TRAFFIC ALERT: I-5 lane closures you need to know about this weekend

Seattle assesses homeless population ahead of proposed levy

This is an archived article and the information in the article may be outdated. Please look at the time stamp on the story to see when it was last updated.

SEATTLE — A survey of homeless people in Seattle has found that many were living in the city when they lost permanent shelter.

The Seattle Times reports that detail was among the findings of a survey of the city’s homeless population. The non-scientific survey was commissioned by the city in 2016 to assess the service needs of the estimated 3,000 homeless living outdoors and inside temporary housing facilities. The assessment found that about 70 percent of respondents said they were living in Seattle when they became homeless.

The assessment comes more than a year after Mayor Ed Murray first declared a state of emergency over rising rates of homelessness.

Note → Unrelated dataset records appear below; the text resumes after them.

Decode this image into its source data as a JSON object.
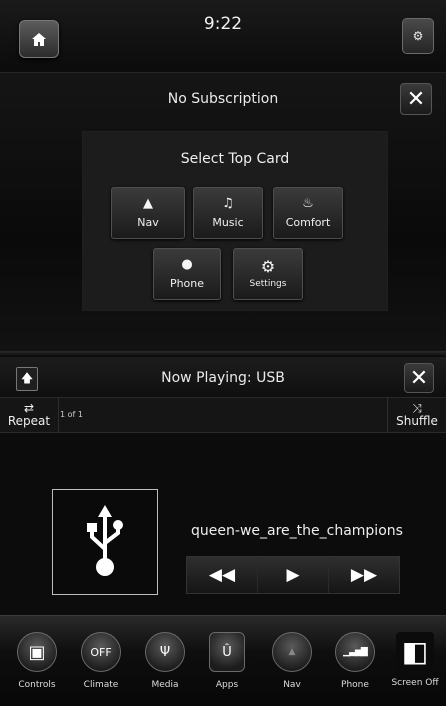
{
  "status": {
    "time": "9:22",
    "home_icon": "home-icon",
    "settings_icon": "gear-icon"
  },
  "top_card": {
    "title": "No Subscription",
    "close_label": "✕",
    "select_title": "Select Top Card",
    "cards": [
      {
        "label": "Nav",
        "icon": "navigation-arrow-icon",
        "glyph": "▲"
      },
      {
        "label": "Music",
        "icon": "music-note-icon",
        "glyph": "♫"
      },
      {
        "label": "Comfort",
        "icon": "comfort-seat-icon",
        "glyph": "♨"
      },
      {
        "label": "Phone",
        "icon": "person-icon",
        "glyph": "●"
      },
      {
        "label": "Settings",
        "icon": "gear-icon",
        "glyph": "⚙"
      }
    ]
  },
  "now_playing": {
    "title": "Now Playing: USB",
    "close_label": "✕",
    "repeat_label": "Repeat",
    "shuffle_label": "Shuffle",
    "track_count": "1 of 1",
    "song": "queen-we_are_the_champions",
    "album_icon": "usb-icon",
    "controls": {
      "rewind": "◀◀",
      "play": "▶",
      "forward": "▶▶"
    }
  },
  "dock": [
    {
      "label": "Controls",
      "icon": "controls-icon",
      "glyph": "▣"
    },
    {
      "label": "Climate",
      "icon": "climate-off-icon",
      "glyph": "OFF"
    },
    {
      "label": "Media",
      "icon": "usb-icon",
      "glyph": "Ψ"
    },
    {
      "label": "Apps",
      "icon": "apps-icon",
      "glyph": "Û"
    },
    {
      "label": "Nav",
      "icon": "navigation-icon",
      "glyph": "▲"
    },
    {
      "label": "Phone",
      "icon": "phone-signal-icon",
      "glyph": "▁▃▅▇"
    },
    {
      "label": "Screen Off",
      "icon": "screen-off-icon",
      "glyph": "◧"
    }
  ]
}
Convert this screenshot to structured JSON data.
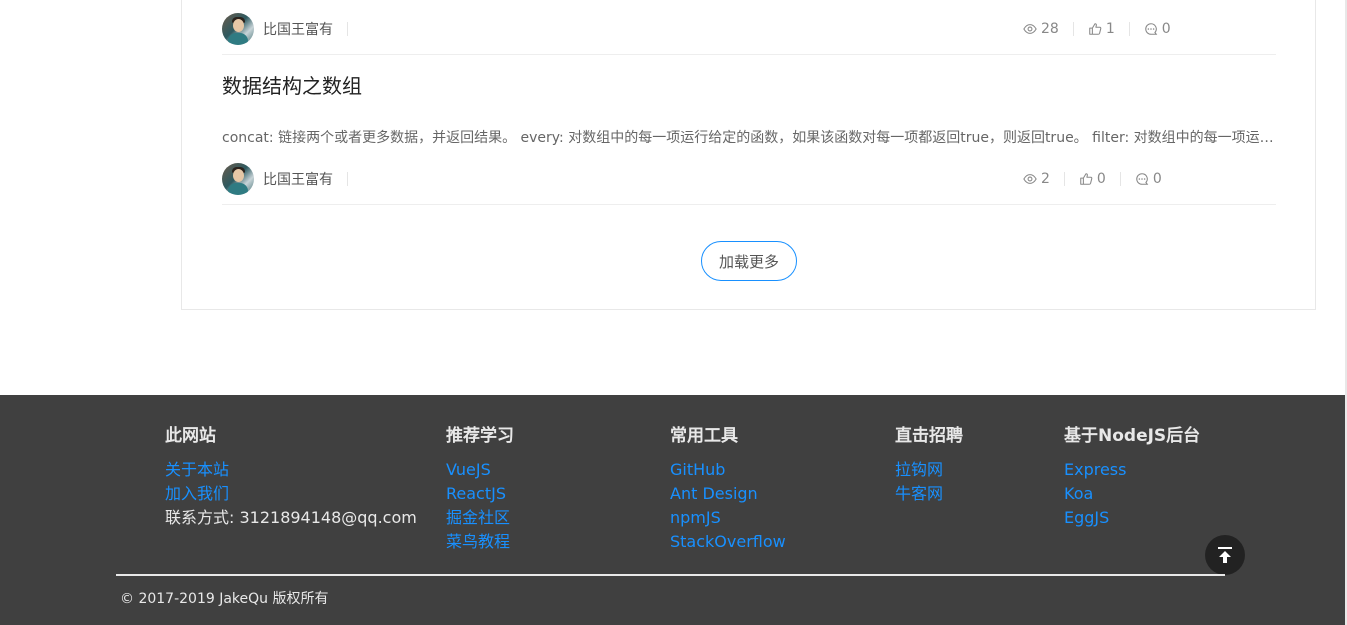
{
  "articles": [
    {
      "author": "比国王富有",
      "views": "28",
      "likes": "1",
      "comments": "0"
    },
    {
      "title": "数据结构之数组",
      "summary": "concat: 链接两个或者更多数据，并返回结果。 every: 对数组中的每一项运行给定的函数，如果该函数对每一项都返回true，则返回true。 filter: 对数组中的每一项运行给定的函数，返回该函数会返回true的项组成的数组。",
      "author": "比国王富有",
      "views": "2",
      "likes": "0",
      "comments": "0"
    }
  ],
  "load_more_label": "加载更多",
  "icons": {
    "views": "eye-icon",
    "likes": "thumbs-up-icon",
    "comments": "comment-icon",
    "back_to_top": "arrow-up-to-line-icon"
  },
  "footer": {
    "columns": [
      {
        "title": "此网站",
        "links": [
          "关于本站",
          "加入我们"
        ],
        "text": "联系方式: 3121894148@qq.com"
      },
      {
        "title": "推荐学习",
        "links": [
          "VueJS",
          "ReactJS",
          "掘金社区",
          "菜鸟教程"
        ]
      },
      {
        "title": "常用工具",
        "links": [
          "GitHub",
          "Ant Design",
          "npmJS",
          "StackOverflow"
        ]
      },
      {
        "title": "直击招聘",
        "links": [
          "拉钩网",
          "牛客网"
        ]
      },
      {
        "title": "基于NodeJS后台",
        "links": [
          "Express",
          "Koa",
          "EggJS"
        ]
      }
    ],
    "copyright": "© 2017-2019 JakeQu 版权所有"
  },
  "colors": {
    "accent": "#1890ff",
    "footer_bg": "#404040",
    "footer_text": "#e8e8e8"
  }
}
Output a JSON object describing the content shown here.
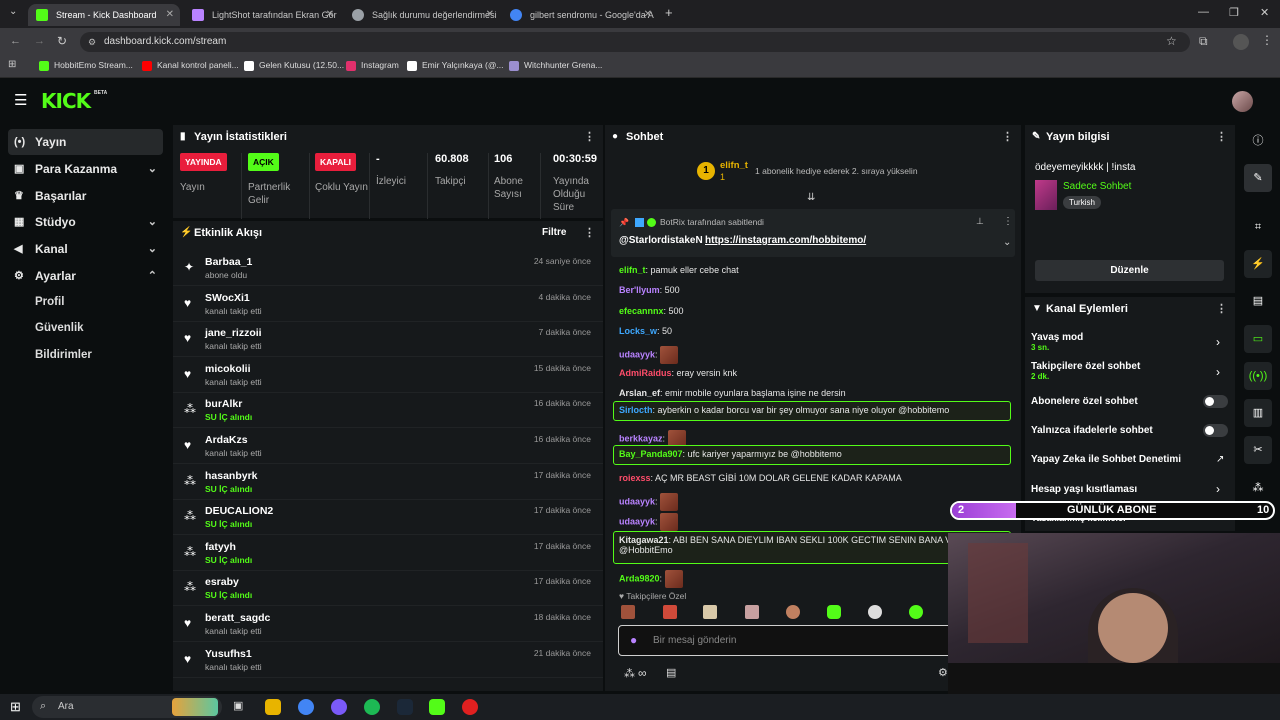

In the 14 months since, Murray’s office has offered Pathways Home, an outline for fighting homelessness that emphasizes helping people find permanent housing, and proposed a new $55 million-a-year property-tax levy that could double the city’s funding to fight homelessness.